Feminism and (Political) Progress
Fifth Oxford Graduate Political Theory Conference
University of Oxford | May 13 & 14 2015
Keynote speaker: Lorna Finlayson (University of Essex)
The development of Western feminist thought is typically framed in terms of ‘waves’, implying progression within the movement. At the moment, because of a resurgence in feminist politics and activism some are arguing that a new wave of feminism is emerging. Yet, this so-called ‘Fourth Wave’ has been difficult to define. Proponents of Fourth Wave Feminism argue that this framing is necessitated by radical disagreements over what the aims of feminism, as a movement, should be. It is clear that a new intellectual configuration is emerging insofar as ‘Fourth Wave Feminism’ can be seen as an umbrella for the responses to both Second and Third Wave problematics – both in activism and the academy.

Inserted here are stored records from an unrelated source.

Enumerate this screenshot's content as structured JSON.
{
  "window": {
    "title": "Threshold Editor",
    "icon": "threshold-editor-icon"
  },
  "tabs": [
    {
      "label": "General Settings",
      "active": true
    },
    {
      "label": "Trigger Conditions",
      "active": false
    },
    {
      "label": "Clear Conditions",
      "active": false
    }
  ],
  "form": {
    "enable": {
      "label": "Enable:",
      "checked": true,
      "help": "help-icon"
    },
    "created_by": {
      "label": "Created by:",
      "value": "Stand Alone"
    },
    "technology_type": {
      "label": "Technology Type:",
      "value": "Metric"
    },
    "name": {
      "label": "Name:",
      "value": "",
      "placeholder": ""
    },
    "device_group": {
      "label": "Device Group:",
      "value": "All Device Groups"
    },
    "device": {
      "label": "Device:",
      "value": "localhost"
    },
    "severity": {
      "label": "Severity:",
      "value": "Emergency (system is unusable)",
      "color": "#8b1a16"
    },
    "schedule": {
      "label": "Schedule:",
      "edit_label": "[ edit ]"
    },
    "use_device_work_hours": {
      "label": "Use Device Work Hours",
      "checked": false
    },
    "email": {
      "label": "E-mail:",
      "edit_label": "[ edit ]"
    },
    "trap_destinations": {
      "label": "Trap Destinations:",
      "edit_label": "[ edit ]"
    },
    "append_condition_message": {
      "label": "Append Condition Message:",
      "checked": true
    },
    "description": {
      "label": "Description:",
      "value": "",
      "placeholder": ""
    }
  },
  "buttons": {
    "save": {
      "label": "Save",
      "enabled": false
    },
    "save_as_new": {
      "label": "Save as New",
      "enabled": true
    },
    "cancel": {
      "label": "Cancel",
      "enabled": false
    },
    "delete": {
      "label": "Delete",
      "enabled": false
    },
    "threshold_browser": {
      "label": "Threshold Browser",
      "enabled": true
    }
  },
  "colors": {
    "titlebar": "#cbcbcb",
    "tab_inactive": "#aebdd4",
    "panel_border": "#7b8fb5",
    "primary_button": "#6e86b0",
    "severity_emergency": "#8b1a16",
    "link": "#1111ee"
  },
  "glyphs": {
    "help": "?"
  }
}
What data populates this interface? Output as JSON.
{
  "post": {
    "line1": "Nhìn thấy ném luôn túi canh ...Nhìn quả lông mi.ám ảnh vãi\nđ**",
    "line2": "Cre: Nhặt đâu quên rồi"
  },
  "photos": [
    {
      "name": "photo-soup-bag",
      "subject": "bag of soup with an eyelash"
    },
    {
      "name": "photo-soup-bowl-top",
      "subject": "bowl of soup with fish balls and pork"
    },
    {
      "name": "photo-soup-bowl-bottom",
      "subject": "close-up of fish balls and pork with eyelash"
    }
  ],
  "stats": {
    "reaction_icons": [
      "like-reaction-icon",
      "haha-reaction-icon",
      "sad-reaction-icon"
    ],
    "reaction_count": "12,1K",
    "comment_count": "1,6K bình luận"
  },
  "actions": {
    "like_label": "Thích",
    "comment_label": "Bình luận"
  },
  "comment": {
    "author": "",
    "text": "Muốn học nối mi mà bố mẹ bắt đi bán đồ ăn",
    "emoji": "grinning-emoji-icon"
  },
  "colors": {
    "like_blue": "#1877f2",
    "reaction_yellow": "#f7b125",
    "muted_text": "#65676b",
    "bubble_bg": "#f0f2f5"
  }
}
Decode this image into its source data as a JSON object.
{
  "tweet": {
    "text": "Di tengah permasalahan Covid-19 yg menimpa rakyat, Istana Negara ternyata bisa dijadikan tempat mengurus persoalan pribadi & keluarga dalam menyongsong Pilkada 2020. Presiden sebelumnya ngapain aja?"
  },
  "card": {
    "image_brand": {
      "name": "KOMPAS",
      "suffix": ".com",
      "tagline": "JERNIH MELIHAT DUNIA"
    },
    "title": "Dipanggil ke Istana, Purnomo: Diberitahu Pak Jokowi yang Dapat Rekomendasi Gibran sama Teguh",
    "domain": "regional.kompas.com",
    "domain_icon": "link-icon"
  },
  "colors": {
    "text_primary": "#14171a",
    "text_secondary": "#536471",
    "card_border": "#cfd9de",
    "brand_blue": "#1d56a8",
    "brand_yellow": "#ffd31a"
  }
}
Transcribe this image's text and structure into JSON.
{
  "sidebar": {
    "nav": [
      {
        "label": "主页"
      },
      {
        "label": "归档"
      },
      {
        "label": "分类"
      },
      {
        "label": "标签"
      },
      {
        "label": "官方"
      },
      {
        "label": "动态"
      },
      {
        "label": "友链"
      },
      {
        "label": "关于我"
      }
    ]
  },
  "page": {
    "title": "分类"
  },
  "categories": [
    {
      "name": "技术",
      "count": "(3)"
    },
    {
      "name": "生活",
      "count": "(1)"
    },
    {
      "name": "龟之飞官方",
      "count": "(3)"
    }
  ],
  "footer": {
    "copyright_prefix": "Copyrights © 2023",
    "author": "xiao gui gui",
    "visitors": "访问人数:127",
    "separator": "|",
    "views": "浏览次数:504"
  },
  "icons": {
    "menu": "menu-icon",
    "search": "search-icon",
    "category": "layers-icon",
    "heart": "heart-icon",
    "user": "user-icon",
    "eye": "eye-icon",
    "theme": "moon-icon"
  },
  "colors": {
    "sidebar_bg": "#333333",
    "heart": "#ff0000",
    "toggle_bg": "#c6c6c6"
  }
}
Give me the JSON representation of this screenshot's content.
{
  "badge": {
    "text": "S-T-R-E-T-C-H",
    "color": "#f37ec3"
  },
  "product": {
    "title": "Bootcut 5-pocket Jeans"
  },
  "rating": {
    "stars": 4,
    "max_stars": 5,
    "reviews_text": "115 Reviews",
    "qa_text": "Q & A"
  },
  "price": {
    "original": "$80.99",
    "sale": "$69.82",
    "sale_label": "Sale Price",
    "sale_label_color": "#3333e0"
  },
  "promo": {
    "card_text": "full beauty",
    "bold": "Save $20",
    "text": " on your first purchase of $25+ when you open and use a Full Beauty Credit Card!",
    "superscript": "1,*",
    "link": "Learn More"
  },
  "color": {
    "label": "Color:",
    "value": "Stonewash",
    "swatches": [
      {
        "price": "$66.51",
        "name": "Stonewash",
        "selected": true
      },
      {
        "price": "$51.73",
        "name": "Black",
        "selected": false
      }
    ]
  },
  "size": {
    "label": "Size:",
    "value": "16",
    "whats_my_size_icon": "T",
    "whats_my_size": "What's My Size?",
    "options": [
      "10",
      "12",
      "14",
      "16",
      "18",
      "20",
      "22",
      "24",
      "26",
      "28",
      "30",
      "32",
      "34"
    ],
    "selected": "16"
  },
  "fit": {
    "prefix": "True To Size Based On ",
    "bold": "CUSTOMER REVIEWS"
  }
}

How can today’s feminist movement incorporate and respond to both the materialist concerns of the Second Wave and the ideological concerns of the Third Wave while not simultaneously assuming their political baggage?
Despite the progress implied by a new feminist wave, it is far less clear what exactly feminism is now progressing towards. This revival in feminism seems to know what it is against, but what it is forremains highly contested. The current inability to present a positive definition can be seen as an opportunity to critically reflect on the aims and methods of the feminist project, how we should characterise political progress, and what exactly we must fight for.
Papers are welcome from across the discipline and may address, without being limited to, the following:
- Feminism and Historical Injustice: Decolonial and postcolonial feminism, feminist perspectives on colonisation and occupation
- Intersectionality and Exclusion: Queer issues, feminism and race, women and religion
- Feminism and the Self: feminism and the body (embodiment), identity politics, anti-essentialism
- New Areas of Feminism Concern: Cyberfeminism, ecofeminism, development
- Feminist Revivals: Waves of feminism, Marxist feminism and social reproduction, issues of suffrage
- Women and Political Violence: Feminism and war, protest and civil disobedience, women and terrorism
- Feminist Interpretations of the State: Rights, redistribution, women’s interactions with the state
- Feminist Methods/Modes of Critique: Consciousness raising, emotionality, linguistics
We invite submissions of abstracts of no more than 500 words by March 6, 2016. Email submissions to firstname.lastname@example.org and have them formatted for blind review so that your name does not appear with the abstract. Please note, only graduate students, postdocs, and those still seeking full-time academic lectureships may apply.
Successful applicants will be notified by March 18, and full papers (for a 15-20 minute talk) should be submitted to the committee by May 6 for pre-conference circulation.